→ Task statement
Without the pictures, print each of the records below exactly as it appears.

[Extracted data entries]
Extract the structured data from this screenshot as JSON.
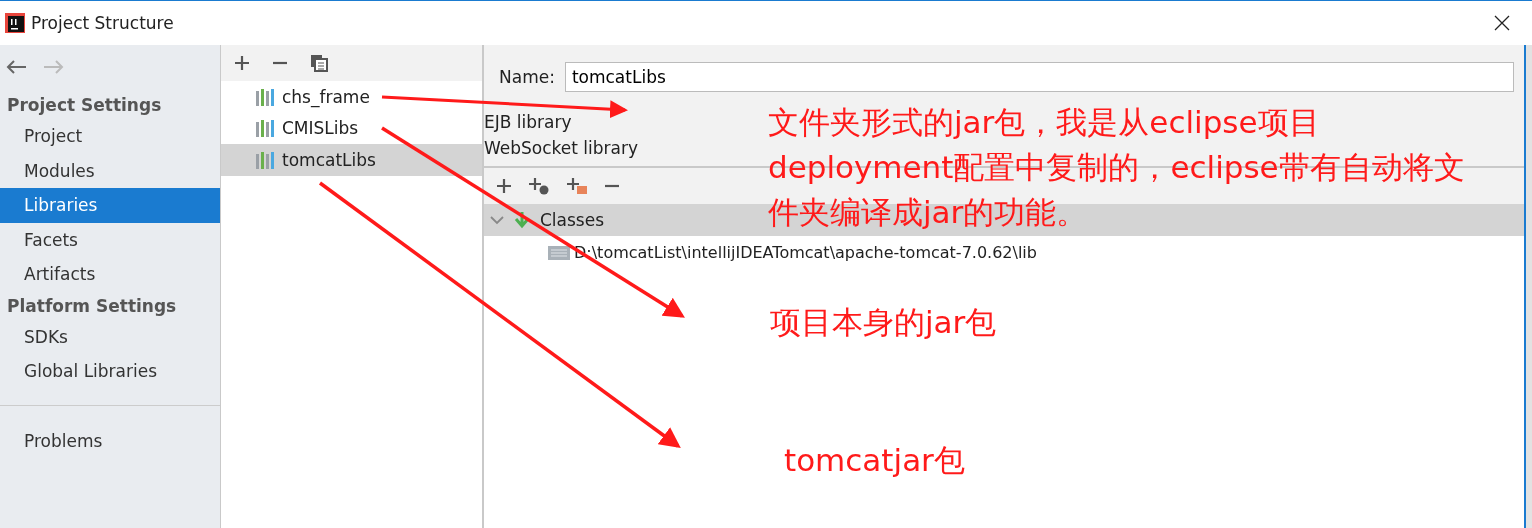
{
  "window": {
    "title": "Project Structure"
  },
  "sidebar": {
    "sections": [
      {
        "title": "Project Settings",
        "items": [
          {
            "label": "Project",
            "selected": false
          },
          {
            "label": "Modules",
            "selected": false
          },
          {
            "label": "Libraries",
            "selected": true
          },
          {
            "label": "Facets",
            "selected": false
          },
          {
            "label": "Artifacts",
            "selected": false
          }
        ]
      },
      {
        "title": "Platform Settings",
        "items": [
          {
            "label": "SDKs",
            "selected": false
          },
          {
            "label": "Global Libraries",
            "selected": false
          }
        ]
      }
    ],
    "bottom_items": [
      {
        "label": "Problems",
        "selected": false
      }
    ]
  },
  "libraries": [
    {
      "name": "chs_frame",
      "selected": false
    },
    {
      "name": "CMISLibs",
      "selected": false
    },
    {
      "name": "tomcatLibs",
      "selected": true
    }
  ],
  "details": {
    "name_label": "Name:",
    "name_value": "tomcatLibs",
    "types": [
      "EJB library",
      "WebSocket library"
    ],
    "tree": [
      {
        "label": "Classes",
        "expanded": true,
        "children": [
          {
            "label": "D:\\tomcatList\\intellijIDEATomcat\\apache-tomcat-7.0.62\\lib"
          }
        ]
      }
    ]
  },
  "annotations": [
    {
      "text": "文件夹形式的jar包，我是从eclipse项目deployment配置中复制的，eclipse带有自动将文件夹编译成jar的功能。"
    },
    {
      "text": "项目本身的jar包"
    },
    {
      "text": "tomcatjar包"
    }
  ]
}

→ Written answer
Extract the structured data from this screenshot as JSON.
{
  "window": {
    "title": "Project Structure"
  },
  "sidebar": {
    "sections": [
      {
        "title": "Project Settings",
        "items": [
          {
            "label": "Project",
            "selected": false
          },
          {
            "label": "Modules",
            "selected": false
          },
          {
            "label": "Libraries",
            "selected": true
          },
          {
            "label": "Facets",
            "selected": false
          },
          {
            "label": "Artifacts",
            "selected": false
          }
        ]
      },
      {
        "title": "Platform Settings",
        "items": [
          {
            "label": "SDKs",
            "selected": false
          },
          {
            "label": "Global Libraries",
            "selected": false
          }
        ]
      }
    ],
    "bottom_items": [
      {
        "label": "Problems",
        "selected": false
      }
    ]
  },
  "libraries": [
    {
      "name": "chs_frame",
      "selected": false
    },
    {
      "name": "CMISLibs",
      "selected": false
    },
    {
      "name": "tomcatLibs",
      "selected": true
    }
  ],
  "details": {
    "name_label": "Name:",
    "name_value": "tomcatLibs",
    "types": [
      "EJB library",
      "WebSocket library"
    ],
    "tree": [
      {
        "label": "Classes",
        "expanded": true,
        "children": [
          {
            "label": "D:\\tomcatList\\intellijIDEATomcat\\apache-tomcat-7.0.62\\lib"
          }
        ]
      }
    ]
  },
  "annotations": [
    {
      "text": "文件夹形式的jar包，我是从eclipse项目deployment配置中复制的，eclipse带有自动将文件夹编译成jar的功能。"
    },
    {
      "text": "项目本身的jar包"
    },
    {
      "text": "tomcatjar包"
    }
  ]
}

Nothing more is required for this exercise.